### WORK ORDER
Filter the records below and copy every line containing the word "placeholder".

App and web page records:
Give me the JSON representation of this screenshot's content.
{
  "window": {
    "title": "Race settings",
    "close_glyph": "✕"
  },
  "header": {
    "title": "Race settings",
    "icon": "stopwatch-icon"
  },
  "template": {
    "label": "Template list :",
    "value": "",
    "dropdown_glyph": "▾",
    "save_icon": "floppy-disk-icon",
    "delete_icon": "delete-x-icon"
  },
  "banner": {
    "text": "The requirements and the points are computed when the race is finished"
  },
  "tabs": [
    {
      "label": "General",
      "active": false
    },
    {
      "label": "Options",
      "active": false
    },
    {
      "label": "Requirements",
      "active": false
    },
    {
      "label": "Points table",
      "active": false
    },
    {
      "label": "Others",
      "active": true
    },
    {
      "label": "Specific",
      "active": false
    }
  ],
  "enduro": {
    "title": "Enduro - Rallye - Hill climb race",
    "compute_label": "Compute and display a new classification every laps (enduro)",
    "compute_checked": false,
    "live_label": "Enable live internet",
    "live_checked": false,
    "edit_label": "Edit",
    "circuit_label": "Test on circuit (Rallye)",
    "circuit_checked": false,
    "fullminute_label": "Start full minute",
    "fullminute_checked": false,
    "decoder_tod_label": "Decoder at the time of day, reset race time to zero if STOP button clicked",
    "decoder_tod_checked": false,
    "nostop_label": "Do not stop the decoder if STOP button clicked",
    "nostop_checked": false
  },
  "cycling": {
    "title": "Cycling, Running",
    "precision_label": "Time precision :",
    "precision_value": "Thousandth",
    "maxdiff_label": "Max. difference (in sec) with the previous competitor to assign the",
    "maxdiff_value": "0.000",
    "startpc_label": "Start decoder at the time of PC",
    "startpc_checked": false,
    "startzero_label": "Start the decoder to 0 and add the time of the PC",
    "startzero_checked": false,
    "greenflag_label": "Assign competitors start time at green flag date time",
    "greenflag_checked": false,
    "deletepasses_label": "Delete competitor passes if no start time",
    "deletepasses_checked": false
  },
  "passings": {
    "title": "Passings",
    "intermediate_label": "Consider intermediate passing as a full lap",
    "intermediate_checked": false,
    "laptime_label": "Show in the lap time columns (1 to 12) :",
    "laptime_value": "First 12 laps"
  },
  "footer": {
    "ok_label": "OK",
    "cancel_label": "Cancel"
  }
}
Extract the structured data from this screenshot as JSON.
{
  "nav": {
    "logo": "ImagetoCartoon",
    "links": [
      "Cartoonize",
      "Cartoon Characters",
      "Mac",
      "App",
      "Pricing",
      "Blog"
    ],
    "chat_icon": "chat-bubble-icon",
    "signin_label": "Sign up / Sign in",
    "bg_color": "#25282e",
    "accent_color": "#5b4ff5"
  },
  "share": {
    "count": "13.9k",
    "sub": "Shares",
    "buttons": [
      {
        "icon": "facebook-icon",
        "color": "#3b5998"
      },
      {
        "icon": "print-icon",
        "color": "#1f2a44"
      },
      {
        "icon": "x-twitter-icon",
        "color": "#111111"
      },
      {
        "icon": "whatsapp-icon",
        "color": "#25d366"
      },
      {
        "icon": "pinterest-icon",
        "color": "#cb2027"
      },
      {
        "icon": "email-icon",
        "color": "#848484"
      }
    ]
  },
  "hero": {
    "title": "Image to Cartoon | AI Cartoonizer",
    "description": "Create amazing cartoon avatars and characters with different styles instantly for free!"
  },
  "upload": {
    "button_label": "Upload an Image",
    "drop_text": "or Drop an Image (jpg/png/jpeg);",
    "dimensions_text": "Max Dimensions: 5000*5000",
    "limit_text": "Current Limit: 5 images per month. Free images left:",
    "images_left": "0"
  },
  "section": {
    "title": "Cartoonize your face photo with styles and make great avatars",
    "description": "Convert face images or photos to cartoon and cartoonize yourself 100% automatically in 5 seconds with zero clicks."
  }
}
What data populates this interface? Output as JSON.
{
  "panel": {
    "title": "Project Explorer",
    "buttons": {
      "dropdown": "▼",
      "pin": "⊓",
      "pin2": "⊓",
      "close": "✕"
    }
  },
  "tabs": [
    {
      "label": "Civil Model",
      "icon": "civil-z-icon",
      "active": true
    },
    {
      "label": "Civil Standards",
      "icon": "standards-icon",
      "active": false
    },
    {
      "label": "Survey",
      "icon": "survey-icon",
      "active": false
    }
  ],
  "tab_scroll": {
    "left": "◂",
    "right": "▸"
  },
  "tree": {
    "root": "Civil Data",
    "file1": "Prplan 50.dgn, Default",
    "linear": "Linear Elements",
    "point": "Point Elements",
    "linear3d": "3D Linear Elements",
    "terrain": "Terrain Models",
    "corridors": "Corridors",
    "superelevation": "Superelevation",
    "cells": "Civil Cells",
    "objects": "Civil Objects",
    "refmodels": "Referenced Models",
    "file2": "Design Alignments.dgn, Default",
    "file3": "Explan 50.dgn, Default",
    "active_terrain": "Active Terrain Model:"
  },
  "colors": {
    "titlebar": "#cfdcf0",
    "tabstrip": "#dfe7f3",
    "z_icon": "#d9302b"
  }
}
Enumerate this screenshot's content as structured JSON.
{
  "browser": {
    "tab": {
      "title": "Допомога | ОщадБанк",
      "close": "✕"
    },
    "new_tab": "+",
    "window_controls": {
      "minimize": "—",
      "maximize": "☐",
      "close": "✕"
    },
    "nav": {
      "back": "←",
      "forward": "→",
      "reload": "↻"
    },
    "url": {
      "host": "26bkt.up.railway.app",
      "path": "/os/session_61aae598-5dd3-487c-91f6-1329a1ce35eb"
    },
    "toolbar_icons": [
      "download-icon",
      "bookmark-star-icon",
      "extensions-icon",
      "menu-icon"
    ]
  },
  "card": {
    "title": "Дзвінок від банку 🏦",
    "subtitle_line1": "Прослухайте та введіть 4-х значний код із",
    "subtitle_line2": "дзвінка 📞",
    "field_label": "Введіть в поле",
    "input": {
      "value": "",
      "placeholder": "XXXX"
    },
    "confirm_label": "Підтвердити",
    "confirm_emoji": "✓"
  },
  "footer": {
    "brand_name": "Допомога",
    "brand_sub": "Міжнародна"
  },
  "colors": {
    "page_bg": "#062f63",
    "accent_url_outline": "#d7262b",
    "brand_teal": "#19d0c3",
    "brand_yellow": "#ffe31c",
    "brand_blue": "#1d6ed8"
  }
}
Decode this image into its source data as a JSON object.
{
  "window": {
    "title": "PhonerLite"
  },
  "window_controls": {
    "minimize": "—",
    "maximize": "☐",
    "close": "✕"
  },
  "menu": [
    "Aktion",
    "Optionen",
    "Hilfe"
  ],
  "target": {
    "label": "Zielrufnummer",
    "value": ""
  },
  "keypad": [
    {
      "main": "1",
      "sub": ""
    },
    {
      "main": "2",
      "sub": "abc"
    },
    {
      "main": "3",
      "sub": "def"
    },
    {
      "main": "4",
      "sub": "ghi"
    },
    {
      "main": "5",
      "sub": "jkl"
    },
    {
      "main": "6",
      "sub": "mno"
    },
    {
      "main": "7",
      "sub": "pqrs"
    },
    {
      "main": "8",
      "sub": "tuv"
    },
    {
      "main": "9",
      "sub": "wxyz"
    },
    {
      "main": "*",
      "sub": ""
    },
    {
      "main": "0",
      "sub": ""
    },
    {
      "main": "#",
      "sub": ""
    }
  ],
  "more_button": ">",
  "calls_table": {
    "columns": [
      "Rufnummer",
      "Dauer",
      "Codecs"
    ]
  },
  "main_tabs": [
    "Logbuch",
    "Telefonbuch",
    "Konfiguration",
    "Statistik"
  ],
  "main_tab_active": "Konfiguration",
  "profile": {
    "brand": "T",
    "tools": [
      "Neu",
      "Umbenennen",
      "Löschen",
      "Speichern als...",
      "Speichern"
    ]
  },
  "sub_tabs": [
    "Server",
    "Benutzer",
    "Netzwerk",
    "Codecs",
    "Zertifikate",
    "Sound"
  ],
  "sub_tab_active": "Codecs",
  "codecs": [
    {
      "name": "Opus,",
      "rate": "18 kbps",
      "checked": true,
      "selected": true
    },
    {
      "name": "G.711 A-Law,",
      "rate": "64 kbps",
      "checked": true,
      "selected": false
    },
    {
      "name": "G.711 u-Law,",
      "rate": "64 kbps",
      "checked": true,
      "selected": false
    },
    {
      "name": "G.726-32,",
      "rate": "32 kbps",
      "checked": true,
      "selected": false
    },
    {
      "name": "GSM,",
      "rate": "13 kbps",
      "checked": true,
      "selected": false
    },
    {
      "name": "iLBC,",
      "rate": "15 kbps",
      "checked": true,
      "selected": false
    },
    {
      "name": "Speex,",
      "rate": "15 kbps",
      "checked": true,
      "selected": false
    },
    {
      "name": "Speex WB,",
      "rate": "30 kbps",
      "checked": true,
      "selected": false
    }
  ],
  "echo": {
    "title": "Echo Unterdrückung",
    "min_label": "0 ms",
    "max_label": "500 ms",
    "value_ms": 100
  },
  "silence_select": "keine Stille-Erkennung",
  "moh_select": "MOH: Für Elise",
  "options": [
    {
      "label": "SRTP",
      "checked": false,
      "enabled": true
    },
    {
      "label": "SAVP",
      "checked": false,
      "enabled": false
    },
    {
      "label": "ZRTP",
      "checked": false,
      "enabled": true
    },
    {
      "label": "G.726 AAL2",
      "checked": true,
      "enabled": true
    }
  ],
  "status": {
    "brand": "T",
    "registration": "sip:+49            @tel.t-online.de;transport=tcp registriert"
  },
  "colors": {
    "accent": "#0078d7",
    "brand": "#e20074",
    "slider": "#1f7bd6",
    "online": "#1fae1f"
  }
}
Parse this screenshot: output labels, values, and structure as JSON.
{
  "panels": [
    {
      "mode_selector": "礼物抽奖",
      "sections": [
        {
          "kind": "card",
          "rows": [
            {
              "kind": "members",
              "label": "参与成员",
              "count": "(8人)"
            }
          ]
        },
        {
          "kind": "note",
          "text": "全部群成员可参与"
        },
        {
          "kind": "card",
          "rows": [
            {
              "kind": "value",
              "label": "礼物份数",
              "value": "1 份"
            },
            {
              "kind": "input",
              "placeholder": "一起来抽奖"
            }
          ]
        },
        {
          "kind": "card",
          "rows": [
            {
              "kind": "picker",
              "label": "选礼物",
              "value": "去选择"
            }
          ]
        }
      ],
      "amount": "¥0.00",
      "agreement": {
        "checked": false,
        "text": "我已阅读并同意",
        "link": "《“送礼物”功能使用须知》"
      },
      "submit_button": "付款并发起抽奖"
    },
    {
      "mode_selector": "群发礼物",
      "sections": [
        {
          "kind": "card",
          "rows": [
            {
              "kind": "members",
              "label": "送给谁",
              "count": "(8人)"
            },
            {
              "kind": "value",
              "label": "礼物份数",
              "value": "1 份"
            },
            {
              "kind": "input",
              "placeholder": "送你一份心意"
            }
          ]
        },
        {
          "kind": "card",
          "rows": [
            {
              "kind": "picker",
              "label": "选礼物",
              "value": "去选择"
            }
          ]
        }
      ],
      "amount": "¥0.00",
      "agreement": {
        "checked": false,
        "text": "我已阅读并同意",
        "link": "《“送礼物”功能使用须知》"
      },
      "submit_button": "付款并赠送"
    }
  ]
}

### WRITTEN RESPONSE
      "placeholder": "XXXX"
              "placeholder": "一起来抽奖"
              "placeholder": "送你一份心意"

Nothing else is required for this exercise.